  3. https://www.nytimes.com/2000/10/12/nyregion/on-park-avenue-another-trophy-changes-hands.html
  4. https://www.nytimes.com/1988/04/21/nyregion/seagram-landmark-move-is-backed.html
  5. Canadian Whiskey: The Portable Expert by Davin de Kergommeaux ISBN   9780771027451
  6. Daniel Okrent, Last Call: The Rise and Fall of Prohibition (2010; Simon & Schuster) ISBN   978-0-7432-7702-0
  7. “From Shirtsleeves to Shirtless”: The Bronfman Dynasty and the Seagram Empire by Graham D. Taylor; Business History Conference, 2006
  8. Peter C. Newman, Bronfman Dynasty: The Rothschilds of the New World (1978; U.S. title: King of the Castle: The Making of a Dynasty) ISBN   0-7710-6758-5

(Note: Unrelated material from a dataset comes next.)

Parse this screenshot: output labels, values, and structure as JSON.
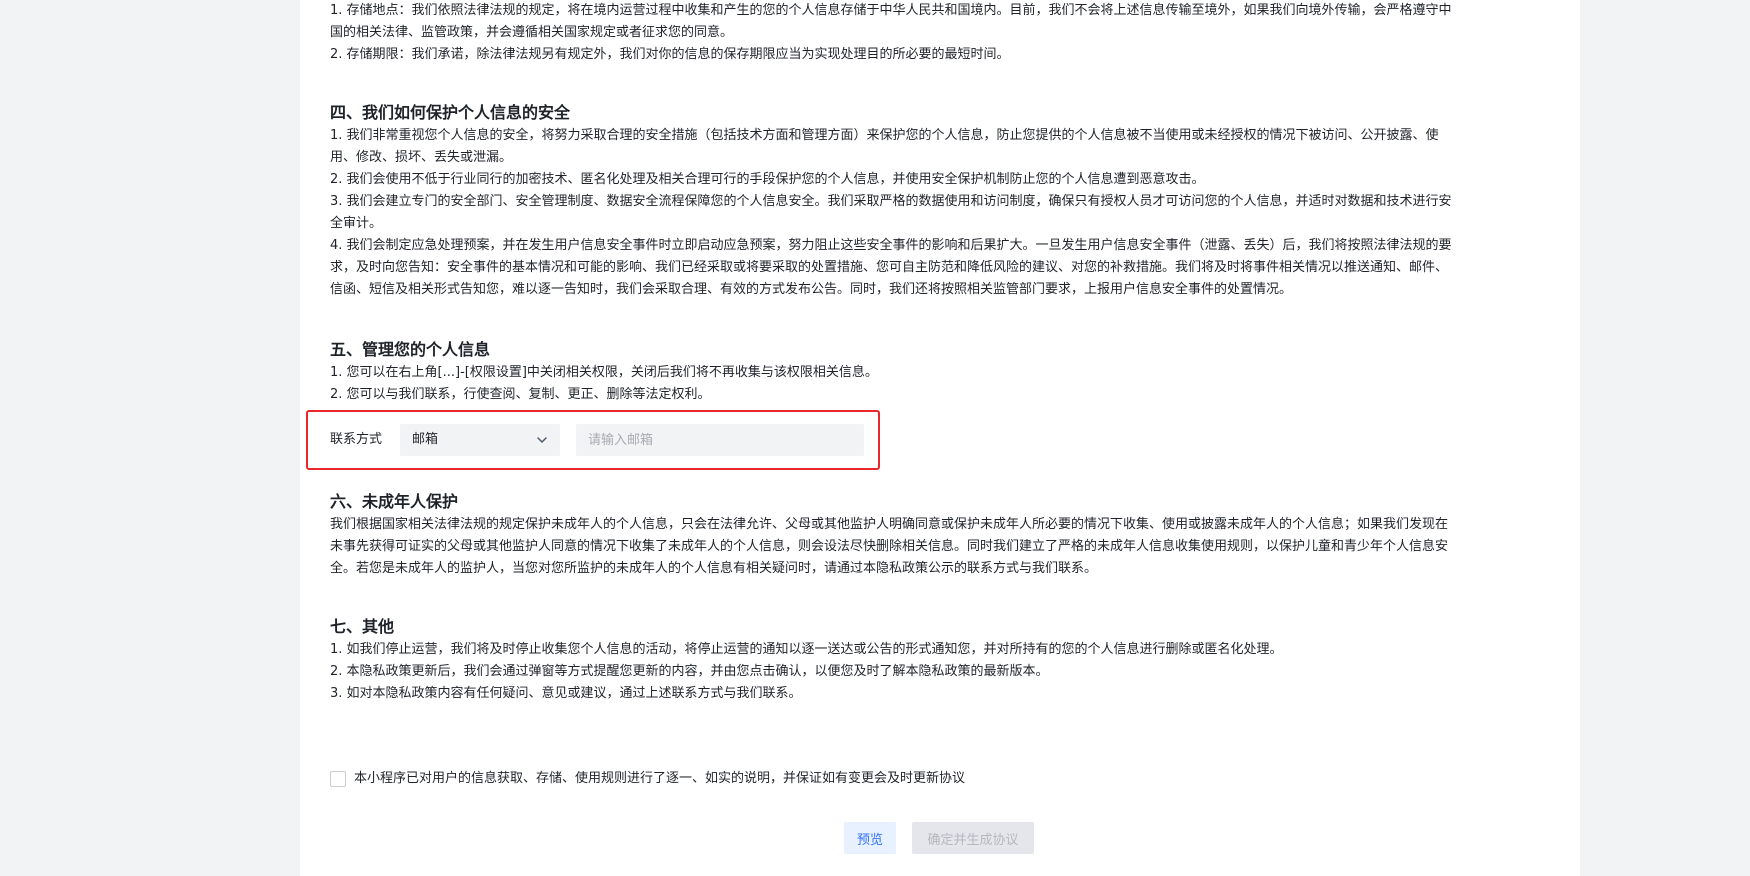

  9. Daniel Okrent, Last Call: The Rise and Fall of Prohibition pp.146-158 (2010; Simon & Schuster) ISBN   978-0-7432-7702-0
  10. Bronfman fortune based on ... well ... bootlegging Ottawa Citizen August 19, 1975
  11. Edgar M. Bronfman, "Good Spirits: The Making of a Businessman" (1998) ISBN   0399143742
  12. Interview with Bruce Willis, page 65, Playboy Magazine, November 1988
  13. "Pernod Ricard and Diageo Sell Seagram's Mixers to The Coca-Cola Company. Business Wire May 7, 2002" . Retrieved 2010-12-29.
  14. MGP Ingredients Inc. to Purchase Lawrenceburg, Indiana Distillery Assets, company press release, Oct. 21, 2011.
  15. Slater, Joanna (5 April 2013). "Charles Bronfman opens up about Seagram's demise: 'It is a disaster'". The Globe and Mail . Retrieved 2013-04-08.
  16. "Construction continues on the Balsillie Campus" July 2, 2010 http://cigicampus.cigionline.org/tag/bsia/
  17. Mercer, Greg (January 8, 2009). "New Balsillie School will be 'functional, not fancy', The Record, January 8, 2009". Kitchener Record . Retrieved 2009-08-10.